The consultations in question stem from litigation initiated over a decade ago.  Under a court order in the seminal case of Washington Toxics Coalition v. EPA, EPA was required to review 55 pesticides to determine if they may affect listed species or their designated critical habitat.  EPA made may affect determinations for 37 of the 55 pesticides, and requested formal consultation with NMFS.  NMFS issued the first BiOp, discussed above, in November 2008, it issued the second BiOp in April 2009, and the third BiOp in August 2010.  Consultation on the remaining pesticides is scheduled for completion by February 2012.

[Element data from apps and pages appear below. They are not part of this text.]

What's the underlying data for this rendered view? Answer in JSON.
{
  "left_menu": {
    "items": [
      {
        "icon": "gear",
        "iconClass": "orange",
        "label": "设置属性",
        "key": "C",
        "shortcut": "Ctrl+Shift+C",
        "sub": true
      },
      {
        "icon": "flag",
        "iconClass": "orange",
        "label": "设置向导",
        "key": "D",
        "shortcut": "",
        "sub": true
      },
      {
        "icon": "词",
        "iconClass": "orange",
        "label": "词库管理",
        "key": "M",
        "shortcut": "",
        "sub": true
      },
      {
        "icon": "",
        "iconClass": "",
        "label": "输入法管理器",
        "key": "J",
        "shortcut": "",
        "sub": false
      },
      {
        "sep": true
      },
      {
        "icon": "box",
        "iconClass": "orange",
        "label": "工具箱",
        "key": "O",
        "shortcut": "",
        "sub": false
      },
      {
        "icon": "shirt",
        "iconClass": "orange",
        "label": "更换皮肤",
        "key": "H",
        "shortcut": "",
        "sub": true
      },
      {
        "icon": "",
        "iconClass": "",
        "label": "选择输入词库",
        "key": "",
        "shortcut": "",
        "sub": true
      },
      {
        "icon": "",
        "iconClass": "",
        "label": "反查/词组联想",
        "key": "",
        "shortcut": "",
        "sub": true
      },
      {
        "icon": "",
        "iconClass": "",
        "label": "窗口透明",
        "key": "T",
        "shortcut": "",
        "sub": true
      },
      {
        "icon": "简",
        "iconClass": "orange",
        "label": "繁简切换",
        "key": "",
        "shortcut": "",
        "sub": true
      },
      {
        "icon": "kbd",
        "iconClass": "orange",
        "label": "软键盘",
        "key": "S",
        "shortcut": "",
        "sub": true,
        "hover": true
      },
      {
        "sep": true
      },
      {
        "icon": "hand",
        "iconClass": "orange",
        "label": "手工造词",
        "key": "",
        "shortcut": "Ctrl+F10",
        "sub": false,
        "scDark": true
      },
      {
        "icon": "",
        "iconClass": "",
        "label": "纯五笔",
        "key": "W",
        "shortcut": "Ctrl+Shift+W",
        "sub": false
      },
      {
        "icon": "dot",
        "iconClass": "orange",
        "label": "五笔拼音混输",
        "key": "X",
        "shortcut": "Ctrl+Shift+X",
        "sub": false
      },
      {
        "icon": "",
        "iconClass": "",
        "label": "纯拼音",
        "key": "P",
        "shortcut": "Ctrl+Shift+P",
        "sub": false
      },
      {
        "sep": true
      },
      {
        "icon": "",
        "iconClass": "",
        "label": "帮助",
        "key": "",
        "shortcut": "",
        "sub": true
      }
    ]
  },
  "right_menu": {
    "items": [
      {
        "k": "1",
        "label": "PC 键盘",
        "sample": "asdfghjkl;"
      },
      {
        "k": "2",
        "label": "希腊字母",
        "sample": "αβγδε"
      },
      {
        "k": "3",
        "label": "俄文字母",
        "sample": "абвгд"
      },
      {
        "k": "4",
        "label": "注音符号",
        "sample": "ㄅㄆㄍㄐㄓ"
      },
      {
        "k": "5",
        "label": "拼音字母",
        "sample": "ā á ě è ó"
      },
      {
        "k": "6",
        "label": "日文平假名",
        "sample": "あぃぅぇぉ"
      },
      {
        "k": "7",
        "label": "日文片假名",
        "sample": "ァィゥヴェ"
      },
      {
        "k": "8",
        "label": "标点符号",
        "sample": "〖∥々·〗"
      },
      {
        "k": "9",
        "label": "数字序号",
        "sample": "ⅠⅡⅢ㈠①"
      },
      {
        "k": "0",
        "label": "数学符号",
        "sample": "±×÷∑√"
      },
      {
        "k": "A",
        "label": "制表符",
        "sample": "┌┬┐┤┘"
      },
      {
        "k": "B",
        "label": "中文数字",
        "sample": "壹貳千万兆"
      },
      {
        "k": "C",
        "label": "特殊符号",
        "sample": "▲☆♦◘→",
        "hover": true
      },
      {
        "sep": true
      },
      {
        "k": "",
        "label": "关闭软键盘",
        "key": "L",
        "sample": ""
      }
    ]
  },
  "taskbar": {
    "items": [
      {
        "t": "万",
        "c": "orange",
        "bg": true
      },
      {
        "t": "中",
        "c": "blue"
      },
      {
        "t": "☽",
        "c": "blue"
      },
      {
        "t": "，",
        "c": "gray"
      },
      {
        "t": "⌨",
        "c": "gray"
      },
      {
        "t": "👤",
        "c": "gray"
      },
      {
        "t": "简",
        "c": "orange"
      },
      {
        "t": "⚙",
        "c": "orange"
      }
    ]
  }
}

But the Washington Toxics case is just the tip of the litigation iceberg.  Other lawsuits have followed, including Center for Biological Diversity v.Johnson (filed 2002, stipulated injunction entered October 2006 requiring EPA to make effects determinations and enter consultation, as appropriate, on the impact of 66 pesticide active ingredients on California red-legged frogs and critical habitat), Center for Biological Diversity v. Johnson II (filed 2004, settlement agreement entered September 2005 requiring EPA to make effects determinations and consult, as appropriate, for effects of certain pesticides on Barton Springs Salamander), and Center for Biological Diversity v. EPA (filed 2007, settlement entered May 2010 requiring EPA to study the impacts of 66 pesticide active ingredients on one or more of 11 listed species in counties around the Sacramento-San Joaquin River Delta).

In January 2010, as part of its ongoing Pesticides Reduction Campaign, the Center for Biological Diversity filed a 60-day Notice of Intent to Sue to EPA for failing to consider the impacts of nearly 400 pesticides on more than 880 protected species across the country, and it recently filed suit in January 2011 seeking to compel EPA to make effects determinations and consult, as appropriate, on the impacts of over 300 pesticide active ingredients on 214 listed species.

The January 2011 lawsuit, in particular, appears to have precipitated the letter to CEQ, which states that the suit "would, by some estimates, require over 28,000 consultations [and result in] hundreds of new bi-ops."  The authors of the letter to CEQ argue that the proliferation of lawsuits underscores the immediate need for better intra-agency coordination, including coordination with DOJ, to ensure that consultations are conducted in a transparent fashion, with the opportunity for agency and public comment, and that they are based on the best scientific and commercial data available.